Ram Hari Shrestha, 34, says her 10-year-old daughter, Neharika Shrestha, was alone watching television at their home in Bhaktapur district in the Kathmandu Valley when the earthquake struck. The house collapsed. Shrestha reached the house an hour later.
“I went cold when I saw that scenario,” Shrestha says. “Tears started to roll out of my eyes. She was pulled out by the neighbors, as she was trapped in the middle of a collapsed building.”
Shrestha brought her daughter to the hospital for treatment of a broken right thighbone. Doctors inserted four steel rods to rebuild it.
Neharika says she forgets what happened. Her leg is in pain. She worries about her best friend, Kirti.
“I do not know anything about her,” Neharika says. “She might be at home. I do not want to go to school at all. I might go after I recover.”
Shrestha says her daughter is OK mentally but that she worries about her physical health.
“I am worried about her future,” Shrestha says. “I am worried if her wounds will heal. I love her very much. It is a dreadful experience. I pray to God, hoping she could stand and walk like before.”
Shrestha says the family lost everything, including its garment store.
“Nothing is safe,” she says. “Nothing is usable. The shop is completely destroyed.”
Shrestha and Neharika eat meals outside the hospital, where the mom is camping while the daughter gets treatment inside the hospital.
“We will think what to do later,” Shrestha says. “There is nothing in my mind right now. Maybe I will again open a shop.”
Thakur Tamang, 31, says he and his wife were napping at their house in Nuwakot district in the Central Development Region at the time of the earthquake.
“We thought it was a small-magnitude earthquake, like we used to have,” he says. “But it continued shaking. Therefore, we jumped out of the window.”

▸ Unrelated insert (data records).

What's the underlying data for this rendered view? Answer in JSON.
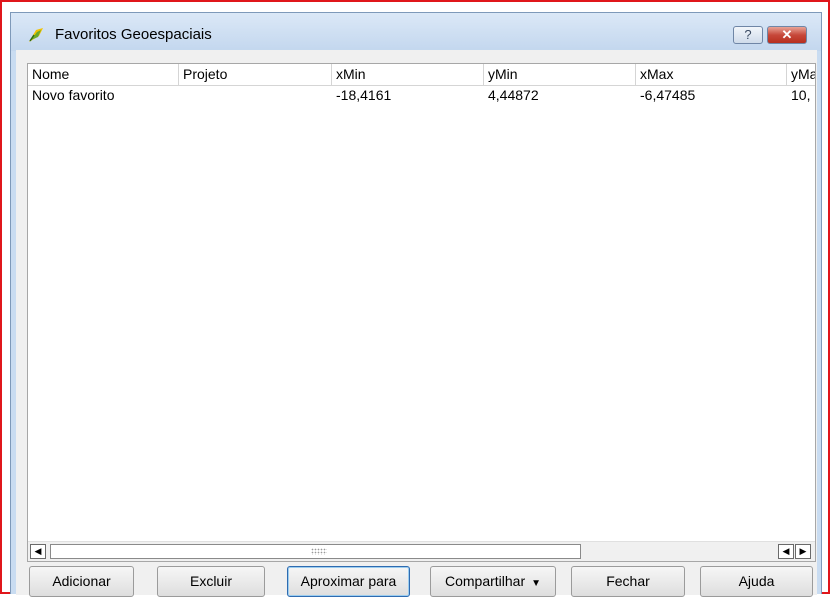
{
  "window": {
    "title": "Favoritos Geoespaciais",
    "help_label": "?",
    "close_label": "✕"
  },
  "table": {
    "columns": [
      "Nome",
      "Projeto",
      "xMin",
      "yMin",
      "xMax",
      "yMa"
    ],
    "rows": [
      [
        "Novo favorito",
        "",
        "-18,4161",
        "4,44872",
        "-6,47485",
        "10,"
      ]
    ]
  },
  "scrollbar": {
    "left_arrow": "◀",
    "right_arrow": "▶"
  },
  "buttons": {
    "add": "Adicionar",
    "delete": "Excluir",
    "zoom_to": "Aproximar para",
    "share": "Compartilhar",
    "share_caret": "▼",
    "close": "Fechar",
    "help": "Ajuda"
  },
  "colors": {
    "frame_border": "#e0161b",
    "title_bg": "#c9dcf1",
    "close_btn": "#c7483a"
  }
}
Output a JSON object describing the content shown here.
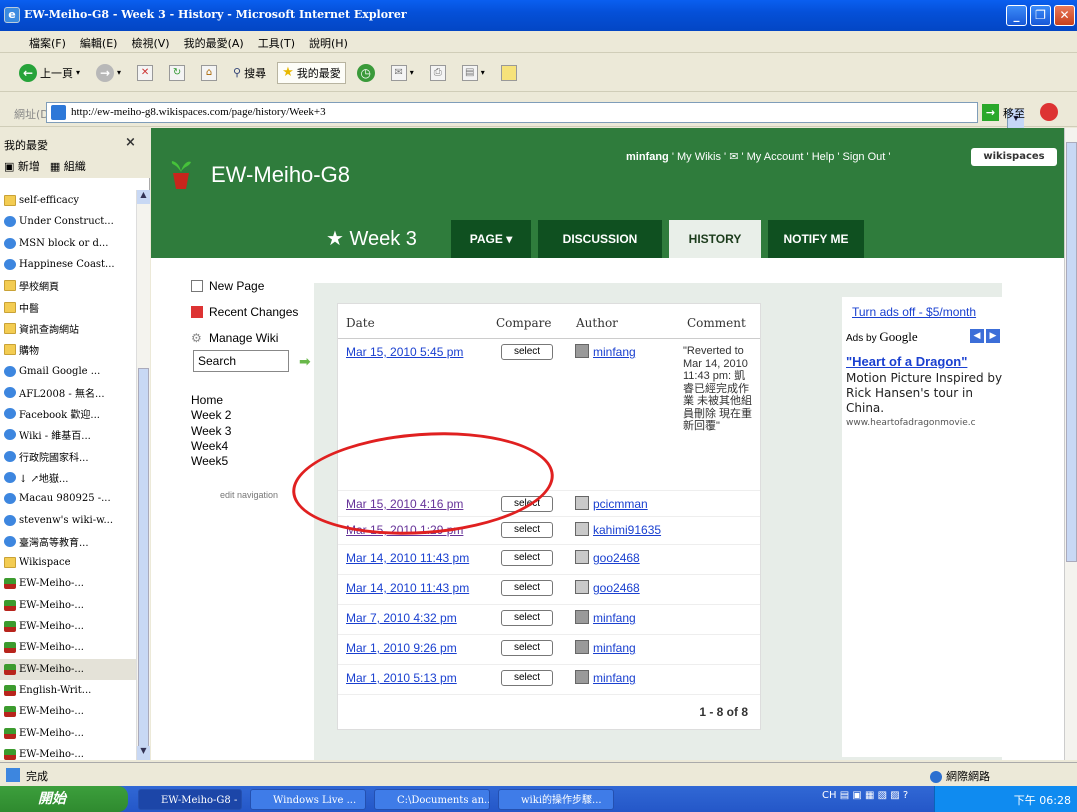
{
  "window": {
    "title": "EW-Meiho-G8 - Week 3 - History - Microsoft Internet Explorer"
  },
  "menu": [
    "檔案(F)",
    "編輯(E)",
    "檢視(V)",
    "我的最愛(A)",
    "工具(T)",
    "說明(H)"
  ],
  "toolbar": {
    "back": "上一頁",
    "search": "搜尋",
    "favorites": "我的最愛"
  },
  "address": {
    "label": "網址(D)",
    "url": "http://ew-meiho-g8.wikispaces.com/page/history/Week+3",
    "go": "移至"
  },
  "favorites": {
    "title": "我的最愛",
    "close": "×",
    "add": "新增",
    "organize": "組織",
    "items": [
      {
        "label": "self-efficacy",
        "icon": "folder"
      },
      {
        "label": "Under Construct...",
        "icon": "ie"
      },
      {
        "label": "MSN block or d...",
        "icon": "ie"
      },
      {
        "label": "Happinese Coast...",
        "icon": "ie"
      },
      {
        "label": "學校網頁",
        "icon": "folder"
      },
      {
        "label": "中醫",
        "icon": "folder"
      },
      {
        "label": "資訊查詢網站",
        "icon": "folder"
      },
      {
        "label": "購物",
        "icon": "folder"
      },
      {
        "label": "Gmail Google ...",
        "icon": "ie"
      },
      {
        "label": "AFL2008 - 無名...",
        "icon": "ie"
      },
      {
        "label": "Facebook 歡迎...",
        "icon": "ie"
      },
      {
        "label": "Wiki - 維基百...",
        "icon": "ie"
      },
      {
        "label": "行政院國家科...",
        "icon": "ie"
      },
      {
        "label": "↓ ↗地嶽...",
        "icon": "ie"
      },
      {
        "label": "Macau 980925 -...",
        "icon": "ie"
      },
      {
        "label": "stevenw's wiki-w...",
        "icon": "ie"
      },
      {
        "label": "臺灣高等教育...",
        "icon": "ie"
      },
      {
        "label": "Wikispace",
        "icon": "folder"
      },
      {
        "label": "EW-Meiho-...",
        "icon": "plant"
      },
      {
        "label": "EW-Meiho-...",
        "icon": "plant"
      },
      {
        "label": "EW-Meiho-...",
        "icon": "plant"
      },
      {
        "label": "EW-Meiho-...",
        "icon": "plant"
      },
      {
        "label": "EW-Meiho-...",
        "icon": "plant"
      },
      {
        "label": "English-Writ...",
        "icon": "plant"
      },
      {
        "label": "EW-Meiho-...",
        "icon": "plant"
      },
      {
        "label": "EW-Meiho-...",
        "icon": "plant"
      },
      {
        "label": "EW-Meiho-...",
        "icon": "plant"
      }
    ]
  },
  "site": {
    "name": "EW-Meiho-G8",
    "username": "minfang",
    "links": "' My Wikis ' ✉ ' My Account ' Help ' Sign Out '",
    "wikispaces": "wikispaces"
  },
  "page": {
    "title": "★ Week 3",
    "tabs": [
      "PAGE ▾",
      "DISCUSSION",
      "HISTORY",
      "NOTIFY ME"
    ]
  },
  "nav": {
    "new_page": "New Page",
    "recent_changes": "Recent Changes",
    "manage_wiki": "Manage Wiki",
    "search_placeholder": "Search",
    "links": [
      "Home",
      "Week 2",
      "Week 3",
      "Week4",
      "Week5"
    ],
    "edit_navigation": "edit navigation"
  },
  "history": {
    "headers": [
      "Date",
      "Compare",
      "Author",
      "Comment"
    ],
    "select_label": "select",
    "rows": [
      {
        "date": "Mar 15, 2010 5:45 pm",
        "author": "minfang",
        "comment": "\"Reverted to Mar 14, 2010 11:43 pm: 凱睿已經完成作業 未被其他組員刪除 現在重新回覆\""
      },
      {
        "date": "Mar 15, 2010 4:16 pm",
        "author": "pcicmman",
        "comment": ""
      },
      {
        "date": "Mar 15, 2010 1:29 pm",
        "author": "kahimi91635",
        "comment": ""
      },
      {
        "date": "Mar 14, 2010 11:43 pm",
        "author": "goo2468",
        "comment": ""
      },
      {
        "date": "Mar 14, 2010 11:43 pm",
        "author": "goo2468",
        "comment": ""
      },
      {
        "date": "Mar 7, 2010 4:32 pm",
        "author": "minfang",
        "comment": ""
      },
      {
        "date": "Mar 1, 2010 9:26 pm",
        "author": "minfang",
        "comment": ""
      },
      {
        "date": "Mar 1, 2010 5:13 pm",
        "author": "minfang",
        "comment": ""
      }
    ],
    "pager": "1 - 8 of 8"
  },
  "ads": {
    "turn_off": "Turn ads off - $5/month",
    "ads_by": "Ads by",
    "google": "Google",
    "title": "\"Heart of a Dragon\"",
    "body": "Motion Picture Inspired by Rick Hansen's tour in China.",
    "url": "www.heartofadragonmovie.c"
  },
  "status": {
    "text": "完成",
    "zone": "網際網路"
  },
  "taskbar": {
    "start": "開始",
    "tasks": [
      "EW-Meiho-G8 - ...",
      "Windows Live ...",
      "C:\\Documents an...",
      "wiki的操作步驟..."
    ],
    "lang": "CH",
    "clock": "下午 06:28"
  },
  "colors": {
    "header_green": "#2f7c3c",
    "link_blue": "#1a40d0",
    "annotation_red": "#e02020"
  }
}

Tamang and his wife hurried to look for their two children, who were in the family’s second house.
“By the time we reached there, the house had completely collapsed,” Tamang says. “We couldn’t stop ourselves from rescuing the children, so we tried to enter the building from all possible sides.”

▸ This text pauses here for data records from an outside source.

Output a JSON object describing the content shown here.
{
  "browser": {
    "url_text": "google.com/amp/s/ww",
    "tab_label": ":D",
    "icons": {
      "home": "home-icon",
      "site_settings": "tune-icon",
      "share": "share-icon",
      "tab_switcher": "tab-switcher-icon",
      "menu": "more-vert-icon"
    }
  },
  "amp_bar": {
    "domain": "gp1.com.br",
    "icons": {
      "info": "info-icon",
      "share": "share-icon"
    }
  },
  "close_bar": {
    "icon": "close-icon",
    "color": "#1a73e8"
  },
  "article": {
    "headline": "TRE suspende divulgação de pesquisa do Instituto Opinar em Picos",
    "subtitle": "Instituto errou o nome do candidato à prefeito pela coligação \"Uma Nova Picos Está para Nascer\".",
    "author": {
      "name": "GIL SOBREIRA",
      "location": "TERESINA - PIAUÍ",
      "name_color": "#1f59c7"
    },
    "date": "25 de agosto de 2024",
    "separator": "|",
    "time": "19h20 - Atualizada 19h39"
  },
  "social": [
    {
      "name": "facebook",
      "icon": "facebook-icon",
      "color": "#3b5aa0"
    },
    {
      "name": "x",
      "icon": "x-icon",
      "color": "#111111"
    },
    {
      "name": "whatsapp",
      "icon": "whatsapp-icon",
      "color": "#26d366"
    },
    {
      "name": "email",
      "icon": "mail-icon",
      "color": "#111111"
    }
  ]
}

His 4-year-old son suffered two broken legs.
“I took him to the district army headquarter on motorbike,” Tamang says. “The army provided ambulance. We haven’t paid for anything from our pockets so far. But, it is difficult to manage food.”

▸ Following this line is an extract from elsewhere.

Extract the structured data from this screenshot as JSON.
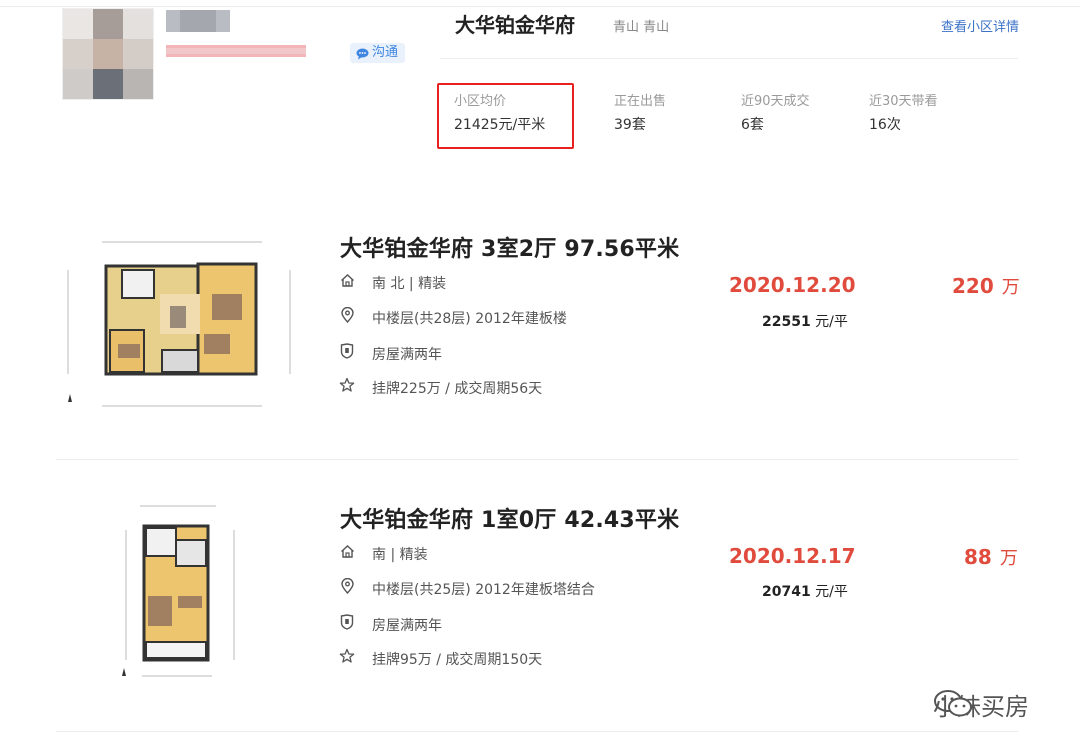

Doctors at the university hospital performed surgery; the boy has a cast on his lower body.
Tamang’s 7-year-old daughter and wife are safe. He has minor feet injuries that did not require treatment. His father, who was also been trapped in the house, is being treated for eye injuries at a nearby hospital.
The hospital and various aid groups offer food. But the family does not have a tent, so it is staying in the lobby.
“The whole nation is grief-stricken,” Tamang says. “The international community has helped a lot. We do not want to rebuild our houses right away. We need some food and a little space to live. We are happy that these kids survived, and we worry about their future.”
Dr. Saroj Ojha, a psychiatrist at Tribhuvan University Teaching Hospital, says the earthquake has taken an enormous psychological toll on survivors.
“Everyone is terrified,” he says. “Since yesterday, I have counseled 30 people who said: ‘I am scared. I am scared,’ all the time.”
The staff is providing free counseling to survivors 24 hours a day.
“We advised them to think positive, be busy, and also to exercise regularly,” Ojha says.
Meanwhile, the hospital is striving to extend its care.
Tribhuvan University Teaching Hospital’s chief cardiac surgeon and former executive director reached Sindhupalchowk on Friday with six team members and 2.5 million rupees ($24,620) to provide care, medicine and counseling to injured and affected people there, Koirala says. The team will refer seriously injured people to the hospital in Kathmandu.
In its effort to provide treatment for a steady stream of patients, the hospital is coordinating care with other Kathmandu hospitals, Koirala says. The hospital has asked Bir Hospital to send surgeons and psychiatrists.
Yam Kumari Kandel and Rachana Upadhyaya, GPJ, translated interviews from Nepali.